But on 60 Minutes, the Australian played coy, declining to name the bank in question. "I won't make any comment in relation to that upcoming publication," he said when asked if Bank of America was the bank in question.
"You're certainly not denying it," said Kroft.
"You know, there'll be a process of elimination if we denied some and admitted others," Assange said, before saying he enjoyed watching all those banks squirm. On November 30, following the Forbes story, Bank of America shares took a 3 per cent drop.
Speaking with Kroft, in what 60 Minutes described as Assange's most extensive television interview to date, the WikiLeaks founder declined to discuss the rape allegations he faces in Sweden, citing advice from his lawyer. But he talked at length about the reaction of the US government to his whistleblowing organization.
When it was pointed out that many in the government are calling him anti-American, he said the opposite was true. "[WikiLeaks'] founding values are those of the US revolution," he said. "They are those of people like Jefferson and Madison. And we have a number of Americans in our organization. If you're a whistleblower and you have material that is important, we will accept it, we will defend you, and we will publish it. You can't turn away material simply because it comes from the United States."
He also said that no matter how hard it tried, the US government would never bring WikiLeaks down. "The US does not have the technology to take the site down... just the way our technology is constructed, the way the internet is constructed," he said. "It's quite hard to stop things reappearing. So, we've had attacks on particular domain names. Little pieces of infrastructure knocked out. But we now have some 2,000 fully independent in every way websites, where we're publishing around the world. I mean, it's not possible to do."
But this is merely stating the obvious.
Following the release of the US diplomatic cables, multiple US-based operations – including web host Amazon.com and DNS provider EveryDNS – booted WikiLeaks from their services, but the site has simply fallen back on others. It has even returned to US servers, moving its DNS service to American outfit Dynadot.
It's unclear whether the US government has pressured US operations to remove WikiLeaks from their services – Amazon has denied the government was involved – but the Department of Justice has said that the DoJ and the Pentagon are investigating Assange, and they're reportedly working to prosecute him under the 1917 Espionage Act and other laws.
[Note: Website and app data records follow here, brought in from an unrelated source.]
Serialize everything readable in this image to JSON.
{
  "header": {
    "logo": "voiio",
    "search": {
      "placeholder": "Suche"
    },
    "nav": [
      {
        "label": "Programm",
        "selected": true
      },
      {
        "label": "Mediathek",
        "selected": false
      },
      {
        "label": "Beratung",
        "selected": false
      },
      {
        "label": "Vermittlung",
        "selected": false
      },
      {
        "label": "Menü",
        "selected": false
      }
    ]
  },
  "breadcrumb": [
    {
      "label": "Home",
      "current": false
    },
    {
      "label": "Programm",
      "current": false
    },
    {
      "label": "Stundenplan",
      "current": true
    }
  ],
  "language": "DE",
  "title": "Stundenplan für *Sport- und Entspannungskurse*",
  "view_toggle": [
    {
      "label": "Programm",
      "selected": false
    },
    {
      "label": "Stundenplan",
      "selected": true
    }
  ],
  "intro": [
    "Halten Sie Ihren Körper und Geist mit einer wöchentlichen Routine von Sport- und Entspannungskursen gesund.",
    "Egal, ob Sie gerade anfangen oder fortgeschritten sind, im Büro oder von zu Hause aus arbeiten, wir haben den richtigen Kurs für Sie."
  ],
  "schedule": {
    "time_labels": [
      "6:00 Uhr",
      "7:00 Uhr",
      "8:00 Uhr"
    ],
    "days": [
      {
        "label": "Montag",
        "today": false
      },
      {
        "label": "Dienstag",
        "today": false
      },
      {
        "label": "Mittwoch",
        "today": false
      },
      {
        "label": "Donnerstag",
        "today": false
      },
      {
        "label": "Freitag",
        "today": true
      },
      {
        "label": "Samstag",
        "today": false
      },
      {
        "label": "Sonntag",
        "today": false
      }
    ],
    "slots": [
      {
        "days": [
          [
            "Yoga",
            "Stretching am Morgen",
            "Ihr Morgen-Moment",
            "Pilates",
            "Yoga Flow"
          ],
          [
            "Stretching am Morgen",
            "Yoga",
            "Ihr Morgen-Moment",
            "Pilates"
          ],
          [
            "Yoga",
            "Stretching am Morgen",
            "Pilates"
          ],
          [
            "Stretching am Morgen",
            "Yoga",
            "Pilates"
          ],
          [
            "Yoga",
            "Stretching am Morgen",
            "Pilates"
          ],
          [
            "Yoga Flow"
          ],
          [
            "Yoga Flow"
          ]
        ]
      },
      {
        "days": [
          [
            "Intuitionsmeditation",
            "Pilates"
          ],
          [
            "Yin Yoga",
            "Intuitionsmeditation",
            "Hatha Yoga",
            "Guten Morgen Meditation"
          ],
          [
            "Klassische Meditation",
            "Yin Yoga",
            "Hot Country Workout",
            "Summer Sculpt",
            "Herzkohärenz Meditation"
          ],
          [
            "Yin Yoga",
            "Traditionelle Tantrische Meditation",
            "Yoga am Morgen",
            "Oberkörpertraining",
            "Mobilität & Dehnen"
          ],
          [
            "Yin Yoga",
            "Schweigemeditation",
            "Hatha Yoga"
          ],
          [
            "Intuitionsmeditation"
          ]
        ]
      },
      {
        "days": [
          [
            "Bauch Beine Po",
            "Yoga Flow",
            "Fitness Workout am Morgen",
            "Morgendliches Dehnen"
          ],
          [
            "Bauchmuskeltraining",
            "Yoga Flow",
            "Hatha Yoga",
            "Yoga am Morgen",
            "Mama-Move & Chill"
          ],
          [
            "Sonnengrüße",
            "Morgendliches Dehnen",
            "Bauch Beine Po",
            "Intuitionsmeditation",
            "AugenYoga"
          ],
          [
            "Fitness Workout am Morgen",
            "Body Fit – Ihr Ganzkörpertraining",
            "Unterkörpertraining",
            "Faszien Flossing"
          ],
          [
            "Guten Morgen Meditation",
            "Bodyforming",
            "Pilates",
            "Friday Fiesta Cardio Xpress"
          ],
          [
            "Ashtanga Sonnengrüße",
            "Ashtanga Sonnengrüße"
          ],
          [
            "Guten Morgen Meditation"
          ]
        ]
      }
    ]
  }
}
According to some reports, the government is trying to demonstrate that Assange collaborated on the release of US documents with Army private Bradley Manning, a low-level intelligence analyst who is now being held in solitary confinement at a Marine Corps brig in Virginia.
Asked if he has encouraged anyone to leak the US wars documents and diplomatic cables, Assange said: "No. Never." And he decried the government's apparent attempts to prosecute him. "If we're talking about creating threats to small publishers to stop them publishing, the US has lost its way. It is abrogating its founding traditions," Assange said. "It has thrown the First Amendment in the bin." ®